■ Dataset rows for apps and sites ■
===============

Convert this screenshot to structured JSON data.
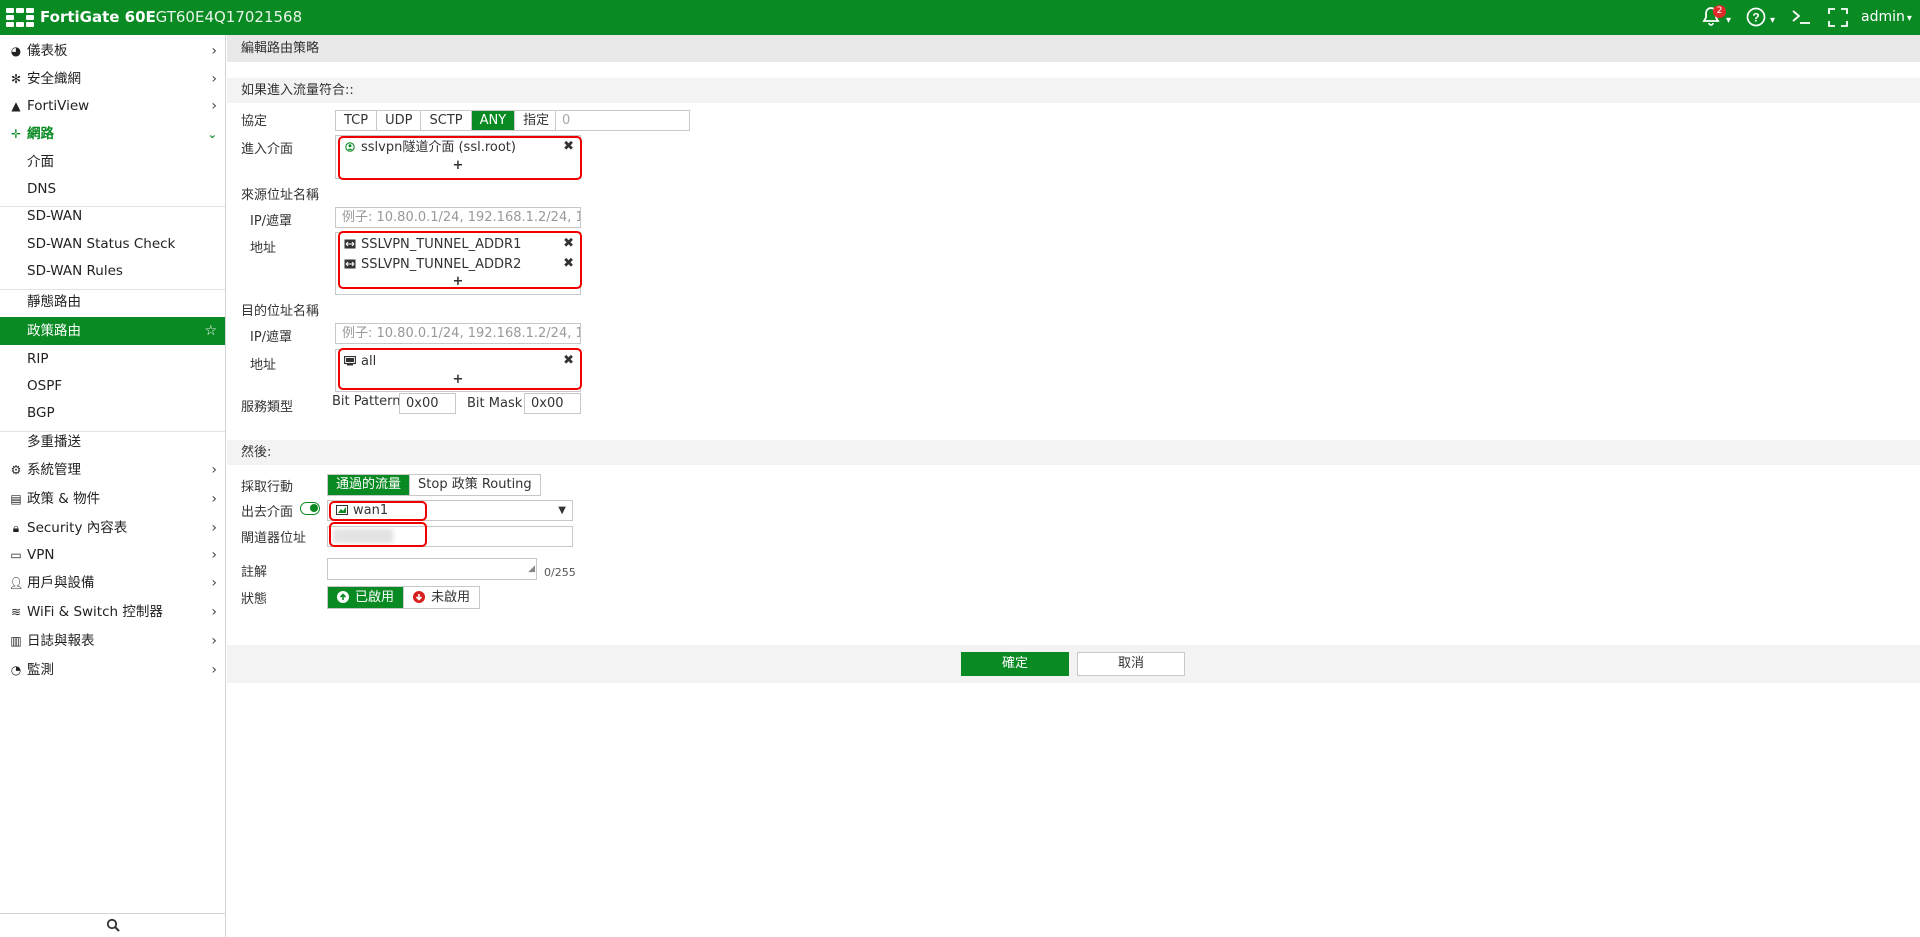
{
  "topbar": {
    "brand": "FortiGate 60E",
    "serial": "FGT60E4Q17021568",
    "notification_count": "2",
    "user": "admin",
    "user_caret": "▾",
    "help_icon": "?",
    "cli_icon": ">_",
    "fullscreen_icon": "⛶"
  },
  "sidebar": {
    "items": [
      {
        "label": "儀表板",
        "icon": "dashboard-icon"
      },
      {
        "label": "安全織網",
        "icon": "security-fabric-icon"
      },
      {
        "label": "FortiView",
        "icon": "fortiview-icon"
      },
      {
        "label": "網路",
        "icon": "network-icon"
      },
      {
        "label": "介面"
      },
      {
        "label": "DNS"
      },
      {
        "label": "SD-WAN"
      },
      {
        "label": "SD-WAN Status Check"
      },
      {
        "label": "SD-WAN Rules"
      },
      {
        "label": "靜態路由"
      },
      {
        "label": "政策路由"
      },
      {
        "label": "RIP"
      },
      {
        "label": "OSPF"
      },
      {
        "label": "BGP"
      },
      {
        "label": "多重播送"
      },
      {
        "label": "系統管理",
        "icon": "gear-icon"
      },
      {
        "label": "政策 & 物件",
        "icon": "policy-icon"
      },
      {
        "label": "Security 內容表",
        "icon": "lock-icon"
      },
      {
        "label": "VPN",
        "icon": "vpn-icon"
      },
      {
        "label": "用戶與設備",
        "icon": "user-icon"
      },
      {
        "label": "WiFi & Switch 控制器",
        "icon": "wifi-icon"
      },
      {
        "label": "日誌與報表",
        "icon": "log-icon"
      },
      {
        "label": "監測",
        "icon": "monitor-icon"
      }
    ]
  },
  "page": {
    "title": "編輯路由策略",
    "section1": "如果進入流量符合::",
    "protocol_label": "協定",
    "protocols": [
      "TCP",
      "UDP",
      "SCTP",
      "ANY",
      "指定"
    ],
    "protocol_selected": "ANY",
    "protocol_number": "0",
    "incoming_label": "進入介面",
    "incoming_entry": "sslvpn隧道介面 (ssl.root)",
    "source_label": "來源位址名稱",
    "ip_mask_label": "IP/遮罩",
    "ip_placeholder": "例子: 10.80.0.1/24, 192.168.1.2/24, 10.",
    "address_label": "地址",
    "source_addresses": [
      "SSLVPN_TUNNEL_ADDR1",
      "SSLVPN_TUNNEL_ADDR2"
    ],
    "dest_label": "目的位址名稱",
    "dest_addresses": [
      "all"
    ],
    "tos_label": "服務類型",
    "bit_pattern_label": "Bit Pattern",
    "bit_pattern_value": "0x00",
    "bit_mask_label": "Bit Mask",
    "bit_mask_value": "0x00",
    "plus": "+",
    "remove": "✖",
    "section2": "然後:",
    "action_label": "採取行動",
    "action_options": [
      "通過的流量",
      "Stop 政策 Routing"
    ],
    "outgoing_label": "出去介面",
    "outgoing_value": "wan1",
    "gateway_label": "閘道器位址",
    "gateway_value": "",
    "comment_label": "註解",
    "comment_counter": "0/255",
    "status_label": "狀態",
    "status_enabled": "已啟用",
    "status_disabled": "未啟用",
    "ok_button": "確定",
    "cancel_button": "取消"
  },
  "colors": {
    "brand_green": "#0a8a23",
    "highlight_red": "#e00000"
  }
}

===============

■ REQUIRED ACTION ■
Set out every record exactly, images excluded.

■ ANSWER BOX ■
Convert this screenshot to structured JSON data.
{
  "topbar": {
    "brand": "FortiGate 60E",
    "serial": "FGT60E4Q17021568",
    "notification_count": "2",
    "user": "admin",
    "user_caret": "▾",
    "help_icon": "?",
    "cli_icon": ">_",
    "fullscreen_icon": "⛶"
  },
  "sidebar": {
    "items": [
      {
        "label": "儀表板",
        "icon": "dashboard-icon"
      },
      {
        "label": "安全織網",
        "icon": "security-fabric-icon"
      },
      {
        "label": "FortiView",
        "icon": "fortiview-icon"
      },
      {
        "label": "網路",
        "icon": "network-icon"
      },
      {
        "label": "介面"
      },
      {
        "label": "DNS"
      },
      {
        "label": "SD-WAN"
      },
      {
        "label": "SD-WAN Status Check"
      },
      {
        "label": "SD-WAN Rules"
      },
      {
        "label": "靜態路由"
      },
      {
        "label": "政策路由"
      },
      {
        "label": "RIP"
      },
      {
        "label": "OSPF"
      },
      {
        "label": "BGP"
      },
      {
        "label": "多重播送"
      },
      {
        "label": "系統管理",
        "icon": "gear-icon"
      },
      {
        "label": "政策 & 物件",
        "icon": "policy-icon"
      },
      {
        "label": "Security 內容表",
        "icon": "lock-icon"
      },
      {
        "label": "VPN",
        "icon": "vpn-icon"
      },
      {
        "label": "用戶與設備",
        "icon": "user-icon"
      },
      {
        "label": "WiFi & Switch 控制器",
        "icon": "wifi-icon"
      },
      {
        "label": "日誌與報表",
        "icon": "log-icon"
      },
      {
        "label": "監測",
        "icon": "monitor-icon"
      }
    ]
  },
  "page": {
    "title": "編輯路由策略",
    "section1": "如果進入流量符合::",
    "protocol_label": "協定",
    "protocols": [
      "TCP",
      "UDP",
      "SCTP",
      "ANY",
      "指定"
    ],
    "protocol_selected": "ANY",
    "protocol_number": "0",
    "incoming_label": "進入介面",
    "incoming_entry": "sslvpn隧道介面 (ssl.root)",
    "source_label": "來源位址名稱",
    "ip_mask_label": "IP/遮罩",
    "ip_placeholder": "例子: 10.80.0.1/24, 192.168.1.2/24, 10.",
    "address_label": "地址",
    "source_addresses": [
      "SSLVPN_TUNNEL_ADDR1",
      "SSLVPN_TUNNEL_ADDR2"
    ],
    "dest_label": "目的位址名稱",
    "dest_addresses": [
      "all"
    ],
    "tos_label": "服務類型",
    "bit_pattern_label": "Bit Pattern",
    "bit_pattern_value": "0x00",
    "bit_mask_label": "Bit Mask",
    "bit_mask_value": "0x00",
    "plus": "+",
    "remove": "✖",
    "section2": "然後:",
    "action_label": "採取行動",
    "action_options": [
      "通過的流量",
      "Stop 政策 Routing"
    ],
    "outgoing_label": "出去介面",
    "outgoing_value": "wan1",
    "gateway_label": "閘道器位址",
    "gateway_value": "",
    "comment_label": "註解",
    "comment_counter": "0/255",
    "status_label": "狀態",
    "status_enabled": "已啟用",
    "status_disabled": "未啟用",
    "ok_button": "確定",
    "cancel_button": "取消"
  },
  "colors": {
    "brand_green": "#0a8a23",
    "highlight_red": "#e00000"
  }
}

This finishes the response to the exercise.